You need to treat everyone with honor. Your “customers are the ones who buy from you, the ones who you work with, the ones who you contract out to or buy from, as well. This culture of honor brings in rewards of trust and accountability.
When ABEL Building System treats its suppliers / contractors well, they respond. When an emergency arises with an ABEL Building Systems customer, special effort can be counted on by those suppliers to help ABEL to respond to its customer emergency. If ABEL didn’t treat its supply base well, special effort would be hard to come by.
Customers will buy from people who do what they say they will do, and will stop doing business with those who do not deliver as promised. If a supplier does any of these, the customer / supplier relationship is damaged: Under-deliver in product quality, in product delivery schedules, in quality of service after the sale, or even in response times and courtesy of personnel during emergencies.
Predictable, excellent results retain customers
One time, ABEL Building Systems discussed a system that a potential customer had installed previously. They couldn’t understand why the screen image directly from the camera is so sharp, and the images from the playback are so grainy and jerky.
ABEL Building Systems explained why ABEL explains everything ahead of time so expectations match results. A direct connection from the camera to a monitor is deceiving, because when a potential customer sees it in a demonstration, they think they will get a playback just like it. But that’s hidden deception. The strength and power of the software and the capacity of the hardware to process the signals from the camera(s) is the key. Anyone can feed a signal from a camera to a monitor with clarity. But a true system performance will depend on honesty.

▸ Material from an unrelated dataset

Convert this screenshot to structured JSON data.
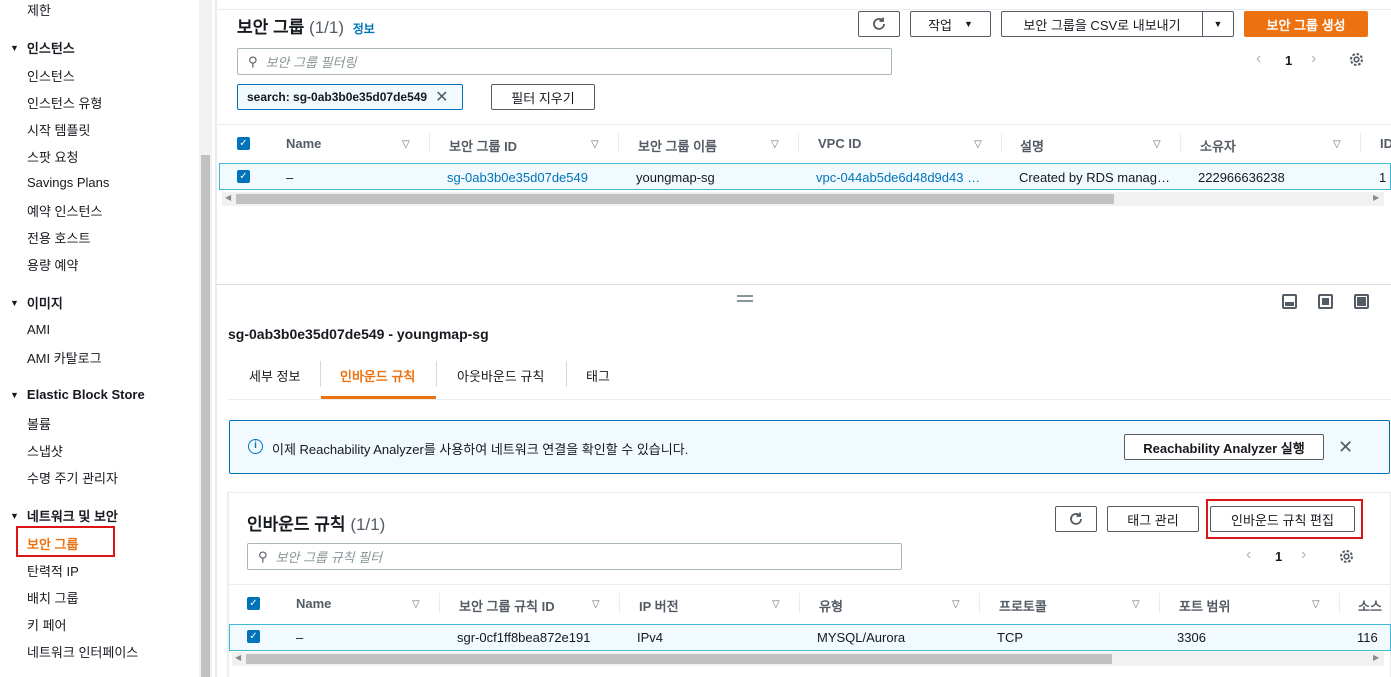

Another category of “customer” is the internal group of people we work with every day. The receptionist, guard shack personnel, and administrative employees make a critical first impression to all visitors and customers. They deserve respect and courtesy.
The quotation and billing departments present the faces as to how customers and vendors see your company. The quality departments, the manufacturing departments and the engineering departments are customers to each other. The service department and financial departments are also critical to the operations and how they must embrace the whole. Each part of a company operation, whether the company is small where one person can wear many “hats” to a multi-national organization; has to embrace a culture of seeing each person in their own company as their customer.
Our customers will set us apart from the competition because we complete shipments to our customers, because our suppliers complete their shipments to us.
Too many companies beat up their suppliers instead of nurturing them. And nurturing doesn’t mean babying them. When a supplier fails in their commitment to quality, delivery, or content quality, the complete end result suffers. When a supplier feels being taken advantage after the contractual work begins, that vendor may seek to not be part of that supply chain again. When a company decides to withhold or delay prompt scheduled payments to a supplier, the vendor may decide that it isn’t worth it. We need to trust our vendors and suppliers as well as our customers.
Customers will buy from those companies who look out for the customer needs as they would their own companies. The Golden Rule still applies.
An organization works well when there is a culture of honesty, respect, responsibility, and commitment throughout the Company structure. A healthy company culture has a customer relationship that thrives, a vendor relationship, and inter-company relationships helps drive customers and vendors to that company. Vendors WANT to do business with them, even at a lower profit margin. Customers will pay more for products and services if they know they will be taken care of the right way.
Next month we’ll cover “Misunderstandings and resolution in business and Your Moral Compass”.